● Excerpts from an interface dataset:

<<<<

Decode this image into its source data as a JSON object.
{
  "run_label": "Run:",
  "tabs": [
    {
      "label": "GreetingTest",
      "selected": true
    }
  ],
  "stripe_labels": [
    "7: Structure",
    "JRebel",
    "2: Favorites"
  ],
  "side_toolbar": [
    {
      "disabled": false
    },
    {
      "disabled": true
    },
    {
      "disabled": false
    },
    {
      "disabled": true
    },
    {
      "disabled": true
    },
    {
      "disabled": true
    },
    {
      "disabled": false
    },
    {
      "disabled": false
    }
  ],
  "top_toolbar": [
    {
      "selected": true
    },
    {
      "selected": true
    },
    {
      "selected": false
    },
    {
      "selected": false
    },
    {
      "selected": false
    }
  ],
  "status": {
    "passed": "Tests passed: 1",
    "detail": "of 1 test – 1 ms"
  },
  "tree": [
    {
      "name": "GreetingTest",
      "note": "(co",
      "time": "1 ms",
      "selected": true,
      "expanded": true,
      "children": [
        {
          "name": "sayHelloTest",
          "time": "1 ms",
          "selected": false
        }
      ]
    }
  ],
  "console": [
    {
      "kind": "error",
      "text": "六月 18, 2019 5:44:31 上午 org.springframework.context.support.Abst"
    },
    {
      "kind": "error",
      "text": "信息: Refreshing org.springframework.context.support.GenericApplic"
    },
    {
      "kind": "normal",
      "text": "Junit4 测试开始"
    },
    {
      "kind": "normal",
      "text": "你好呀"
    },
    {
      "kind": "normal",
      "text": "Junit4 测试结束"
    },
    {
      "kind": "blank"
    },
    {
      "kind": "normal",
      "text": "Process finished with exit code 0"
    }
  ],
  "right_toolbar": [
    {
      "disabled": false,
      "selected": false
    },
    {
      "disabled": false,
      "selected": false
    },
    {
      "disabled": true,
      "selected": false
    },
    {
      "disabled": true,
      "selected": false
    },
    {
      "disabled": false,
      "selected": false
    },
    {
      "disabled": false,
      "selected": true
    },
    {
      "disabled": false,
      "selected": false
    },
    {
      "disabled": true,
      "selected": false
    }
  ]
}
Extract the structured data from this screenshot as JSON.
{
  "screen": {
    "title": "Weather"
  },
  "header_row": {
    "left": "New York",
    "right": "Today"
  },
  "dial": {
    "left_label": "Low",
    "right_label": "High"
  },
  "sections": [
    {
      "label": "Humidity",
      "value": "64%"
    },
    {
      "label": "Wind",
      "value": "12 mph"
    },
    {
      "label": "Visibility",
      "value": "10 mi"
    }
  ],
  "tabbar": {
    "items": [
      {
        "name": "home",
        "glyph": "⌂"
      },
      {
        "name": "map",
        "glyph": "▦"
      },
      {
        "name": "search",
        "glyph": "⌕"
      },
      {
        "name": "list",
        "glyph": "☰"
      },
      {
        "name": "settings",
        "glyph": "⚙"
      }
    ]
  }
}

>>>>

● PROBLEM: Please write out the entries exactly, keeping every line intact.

● YOUR RESPONSE:
Decode this image into its source data as a JSON object.
{
  "run_label": "Run:",
  "tabs": [
    {
      "label": "GreetingTest",
      "selected": true
    }
  ],
  "stripe_labels": [
    "7: Structure",
    "JRebel",
    "2: Favorites"
  ],
  "side_toolbar": [
    {
      "disabled": false
    },
    {
      "disabled": true
    },
    {
      "disabled": false
    },
    {
      "disabled": true
    },
    {
      "disabled": true
    },
    {
      "disabled": true
    },
    {
      "disabled": false
    },
    {
      "disabled": false
    }
  ],
  "top_toolbar": [
    {
      "selected": true
    },
    {
      "selected": true
    },
    {
      "selected": false
    },
    {
      "selected": false
    },
    {
      "selected": false
    }
  ],
  "status": {
    "passed": "Tests passed: 1",
    "detail": "of 1 test – 1 ms"
  },
  "tree": [
    {
      "name": "GreetingTest",
      "note": "(co",
      "time": "1 ms",
      "selected": true,
      "expanded": true,
      "children": [
        {
          "name": "sayHelloTest",
          "time": "1 ms",
          "selected": false
        }
      ]
    }
  ],
  "console": [
    {
      "kind": "error",
      "text": "六月 18, 2019 5:44:31 上午 org.springframework.context.support.Abst"
    },
    {
      "kind": "error",
      "text": "信息: Refreshing org.springframework.context.support.GenericApplic"
    },
    {
      "kind": "normal",
      "text": "Junit4 测试开始"
    },
    {
      "kind": "normal",
      "text": "你好呀"
    },
    {
      "kind": "normal",
      "text": "Junit4 测试结束"
    },
    {
      "kind": "blank"
    },
    {
      "kind": "normal",
      "text": "Process finished with exit code 0"
    }
  ],
  "right_toolbar": [
    {
      "disabled": false,
      "selected": false
    },
    {
      "disabled": false,
      "selected": false
    },
    {
      "disabled": true,
      "selected": false
    },
    {
      "disabled": true,
      "selected": false
    },
    {
      "disabled": false,
      "selected": false
    },
    {
      "disabled": false,
      "selected": true
    },
    {
      "disabled": false,
      "selected": false
    },
    {
      "disabled": true,
      "selected": false
    }
  ]
}
Extract the structured data from this screenshot as JSON.
{
  "screen": {
    "title": "Weather"
  },
  "header_row": {
    "left": "New York",
    "right": "Today"
  },
  "dial": {
    "left_label": "Low",
    "right_label": "High"
  },
  "sections": [
    {
      "label": "Humidity",
      "value": "64%"
    },
    {
      "label": "Wind",
      "value": "12 mph"
    },
    {
      "label": "Visibility",
      "value": "10 mi"
    }
  ],
  "tabbar": {
    "items": [
      {
        "name": "home",
        "glyph": "⌂"
      },
      {
        "name": "map",
        "glyph": "▦"
      },
      {
        "name": "search",
        "glyph": "⌕"
      },
      {
        "name": "list",
        "glyph": "☰"
      },
      {
        "name": "settings",
        "glyph": "⚙"
      }
    ]
  }
}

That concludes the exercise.